What to work on — Copy each line of the data below in which the word "JSON" can be found.

Supplied data —
-=-=-=-=-
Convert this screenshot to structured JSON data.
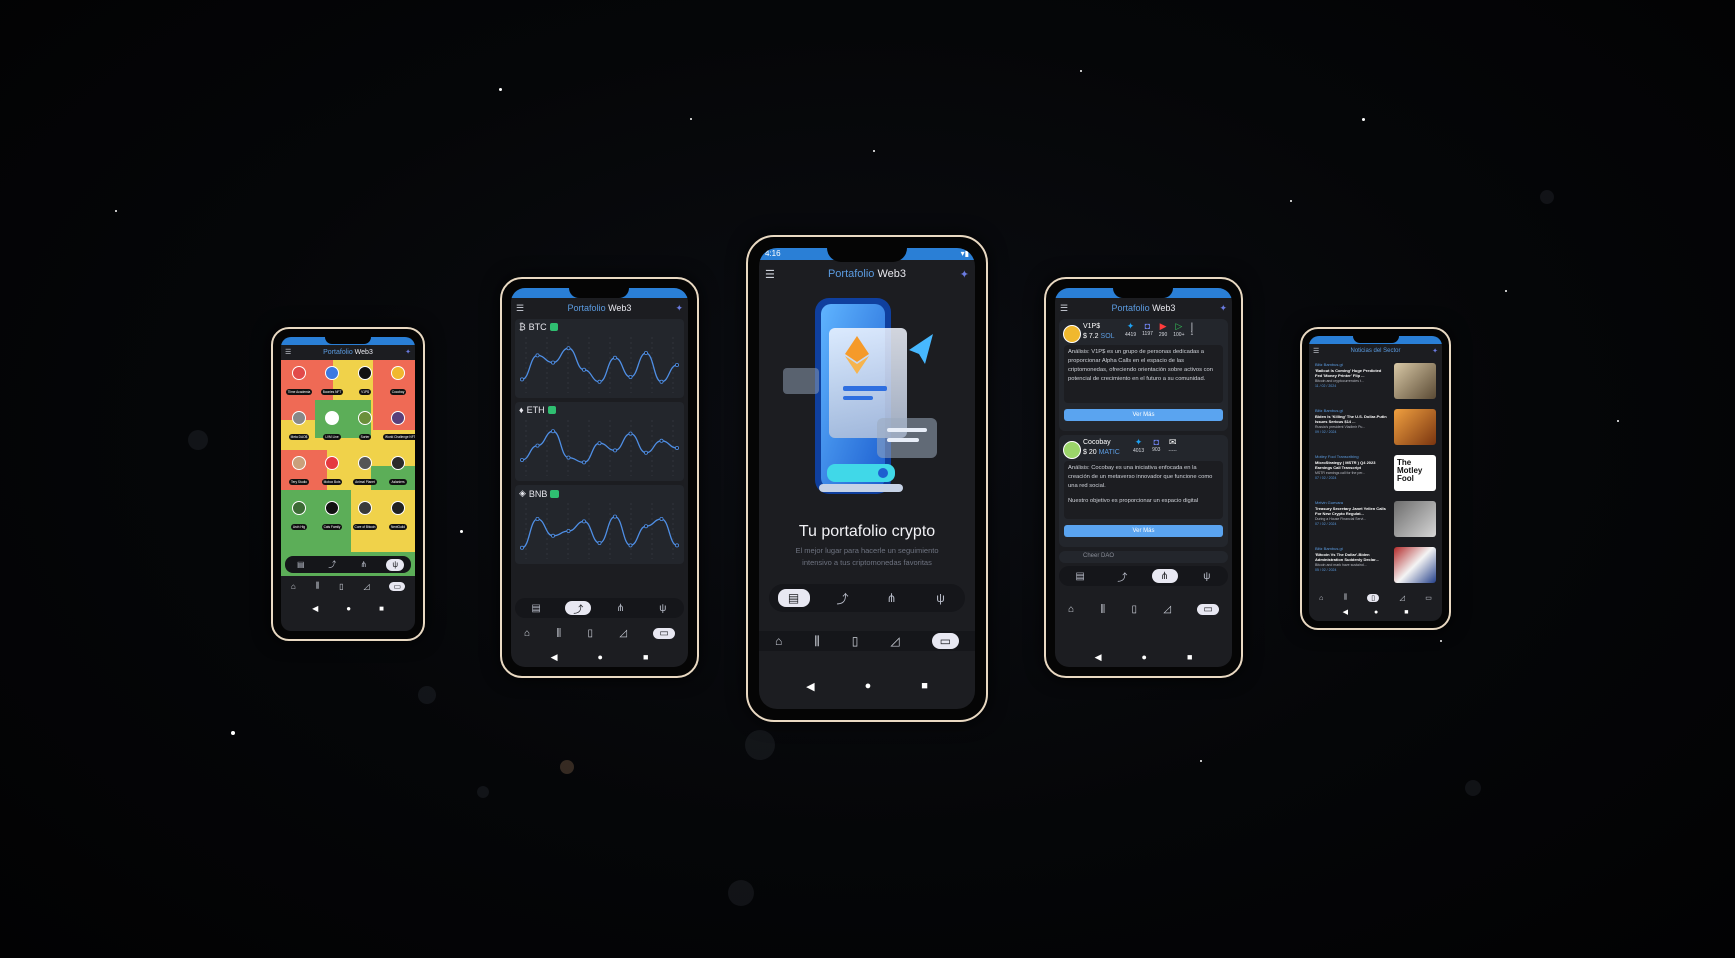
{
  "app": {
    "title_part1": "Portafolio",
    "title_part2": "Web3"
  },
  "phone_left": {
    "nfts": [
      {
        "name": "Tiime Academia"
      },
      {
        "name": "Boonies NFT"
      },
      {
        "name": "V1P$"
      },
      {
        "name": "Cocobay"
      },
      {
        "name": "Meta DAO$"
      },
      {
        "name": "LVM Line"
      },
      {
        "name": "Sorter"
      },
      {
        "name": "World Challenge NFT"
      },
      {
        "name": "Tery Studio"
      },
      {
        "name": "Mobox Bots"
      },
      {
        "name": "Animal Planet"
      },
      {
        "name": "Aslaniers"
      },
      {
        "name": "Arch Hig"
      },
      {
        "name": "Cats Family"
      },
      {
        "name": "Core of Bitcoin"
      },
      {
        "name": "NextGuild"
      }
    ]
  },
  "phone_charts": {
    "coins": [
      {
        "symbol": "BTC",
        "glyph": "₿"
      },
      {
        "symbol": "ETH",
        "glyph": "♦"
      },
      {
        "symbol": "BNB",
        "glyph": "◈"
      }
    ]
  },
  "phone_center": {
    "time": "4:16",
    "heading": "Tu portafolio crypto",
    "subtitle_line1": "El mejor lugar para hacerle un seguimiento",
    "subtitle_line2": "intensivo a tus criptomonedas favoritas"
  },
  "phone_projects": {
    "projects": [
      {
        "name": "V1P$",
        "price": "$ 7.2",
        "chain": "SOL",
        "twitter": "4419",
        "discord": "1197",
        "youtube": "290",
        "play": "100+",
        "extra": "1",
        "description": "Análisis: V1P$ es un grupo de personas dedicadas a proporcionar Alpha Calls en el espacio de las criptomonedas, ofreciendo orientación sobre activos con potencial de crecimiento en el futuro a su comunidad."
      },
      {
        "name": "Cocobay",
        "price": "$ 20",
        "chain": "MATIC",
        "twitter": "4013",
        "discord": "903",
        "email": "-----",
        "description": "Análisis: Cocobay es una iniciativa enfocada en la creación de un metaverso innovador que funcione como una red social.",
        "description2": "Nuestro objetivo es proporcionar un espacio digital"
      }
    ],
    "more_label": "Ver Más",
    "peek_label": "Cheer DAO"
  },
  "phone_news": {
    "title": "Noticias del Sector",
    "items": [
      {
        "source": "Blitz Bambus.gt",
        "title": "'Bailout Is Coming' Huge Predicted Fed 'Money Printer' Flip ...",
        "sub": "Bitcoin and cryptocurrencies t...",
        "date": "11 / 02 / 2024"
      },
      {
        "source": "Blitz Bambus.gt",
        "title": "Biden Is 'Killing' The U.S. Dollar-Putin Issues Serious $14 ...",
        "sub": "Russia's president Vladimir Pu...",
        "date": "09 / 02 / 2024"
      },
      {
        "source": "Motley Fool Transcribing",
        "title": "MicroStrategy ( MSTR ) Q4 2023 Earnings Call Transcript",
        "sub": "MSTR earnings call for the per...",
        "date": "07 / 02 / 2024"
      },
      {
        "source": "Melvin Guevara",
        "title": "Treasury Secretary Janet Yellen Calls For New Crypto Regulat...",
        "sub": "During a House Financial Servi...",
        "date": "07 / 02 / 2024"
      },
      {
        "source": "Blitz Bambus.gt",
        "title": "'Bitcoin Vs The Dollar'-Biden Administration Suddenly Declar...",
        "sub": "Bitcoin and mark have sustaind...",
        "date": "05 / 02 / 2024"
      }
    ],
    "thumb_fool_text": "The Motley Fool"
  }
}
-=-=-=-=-
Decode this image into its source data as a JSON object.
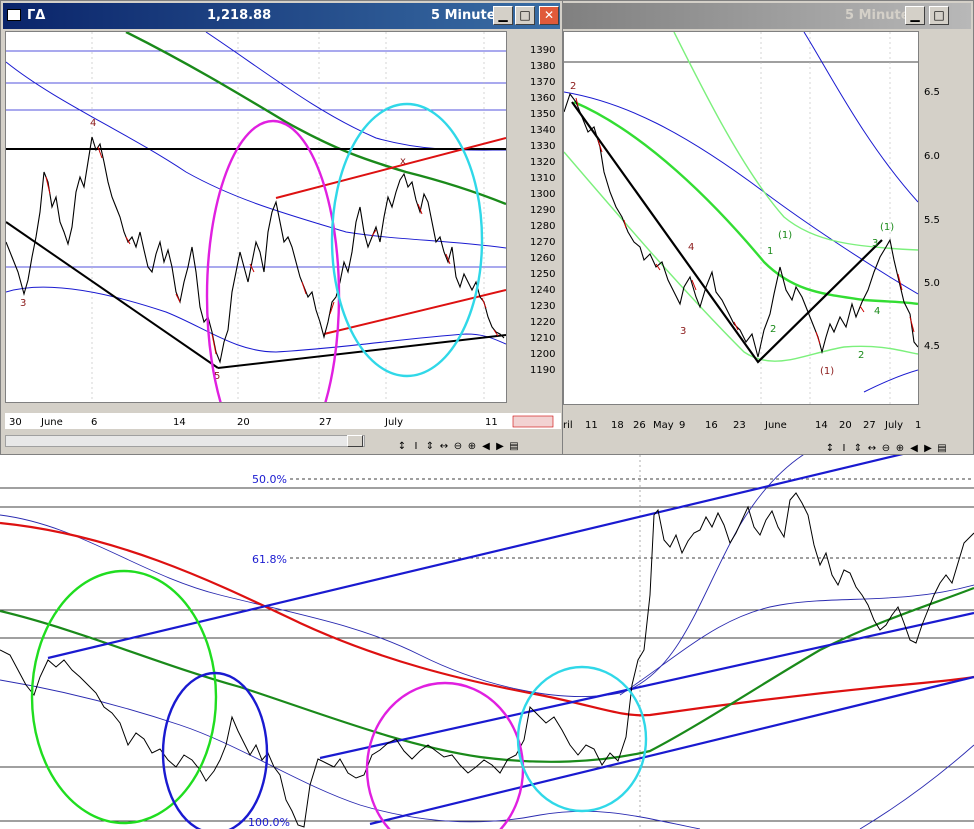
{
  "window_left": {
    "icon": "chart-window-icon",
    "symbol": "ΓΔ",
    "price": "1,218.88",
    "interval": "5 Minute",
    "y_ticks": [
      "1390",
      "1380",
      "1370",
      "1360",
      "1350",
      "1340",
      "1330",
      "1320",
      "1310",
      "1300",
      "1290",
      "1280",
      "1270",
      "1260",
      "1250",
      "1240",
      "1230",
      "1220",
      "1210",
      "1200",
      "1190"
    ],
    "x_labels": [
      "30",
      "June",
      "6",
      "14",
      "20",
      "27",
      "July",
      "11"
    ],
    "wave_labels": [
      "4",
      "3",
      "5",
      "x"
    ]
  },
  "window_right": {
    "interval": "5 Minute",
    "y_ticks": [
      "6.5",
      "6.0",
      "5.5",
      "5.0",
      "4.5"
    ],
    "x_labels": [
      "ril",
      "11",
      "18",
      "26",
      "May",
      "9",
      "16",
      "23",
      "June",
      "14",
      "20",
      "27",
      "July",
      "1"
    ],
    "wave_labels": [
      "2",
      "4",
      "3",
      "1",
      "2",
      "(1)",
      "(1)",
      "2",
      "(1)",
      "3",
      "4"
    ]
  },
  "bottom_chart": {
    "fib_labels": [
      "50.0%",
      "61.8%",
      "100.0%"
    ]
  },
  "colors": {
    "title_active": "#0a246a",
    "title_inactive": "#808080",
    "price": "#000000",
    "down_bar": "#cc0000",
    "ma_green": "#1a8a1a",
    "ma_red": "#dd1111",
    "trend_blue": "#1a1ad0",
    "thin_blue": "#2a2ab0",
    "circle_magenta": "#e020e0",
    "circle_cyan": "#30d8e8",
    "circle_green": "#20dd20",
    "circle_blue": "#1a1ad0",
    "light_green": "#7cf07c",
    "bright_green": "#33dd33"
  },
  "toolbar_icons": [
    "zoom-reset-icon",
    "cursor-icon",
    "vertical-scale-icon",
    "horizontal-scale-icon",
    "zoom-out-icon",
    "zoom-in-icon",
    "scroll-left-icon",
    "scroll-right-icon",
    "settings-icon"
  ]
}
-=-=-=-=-
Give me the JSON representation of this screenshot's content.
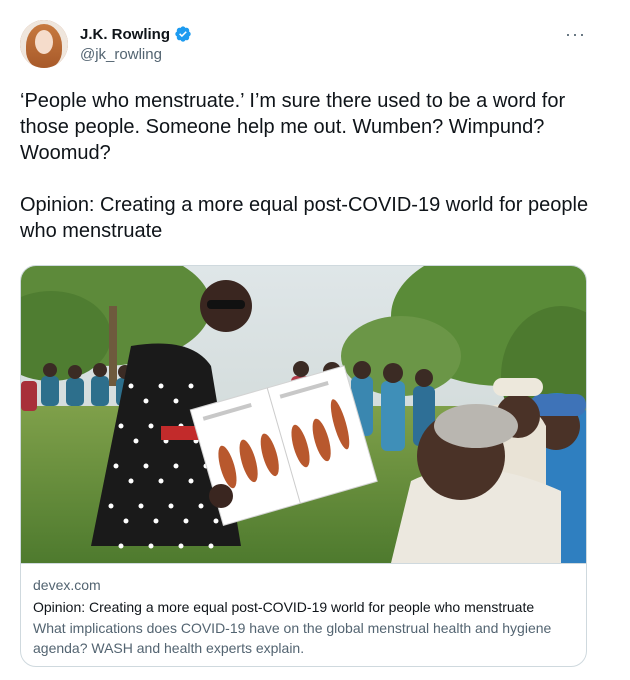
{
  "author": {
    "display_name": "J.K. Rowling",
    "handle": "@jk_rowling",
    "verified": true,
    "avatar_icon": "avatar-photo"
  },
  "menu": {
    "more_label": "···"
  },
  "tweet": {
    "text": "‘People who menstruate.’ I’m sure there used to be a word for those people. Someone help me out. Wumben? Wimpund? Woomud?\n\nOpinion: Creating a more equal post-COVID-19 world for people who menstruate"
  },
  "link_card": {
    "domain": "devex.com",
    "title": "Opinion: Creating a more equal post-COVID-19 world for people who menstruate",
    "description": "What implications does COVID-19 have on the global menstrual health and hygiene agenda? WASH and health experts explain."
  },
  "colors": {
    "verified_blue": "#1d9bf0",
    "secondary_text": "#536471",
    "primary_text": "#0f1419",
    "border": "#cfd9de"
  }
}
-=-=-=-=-
Exercise response —
Convert this screenshot to structured JSON data.
Decode this image into its source data as a JSON object.
Give me the JSON representation of this screenshot's content.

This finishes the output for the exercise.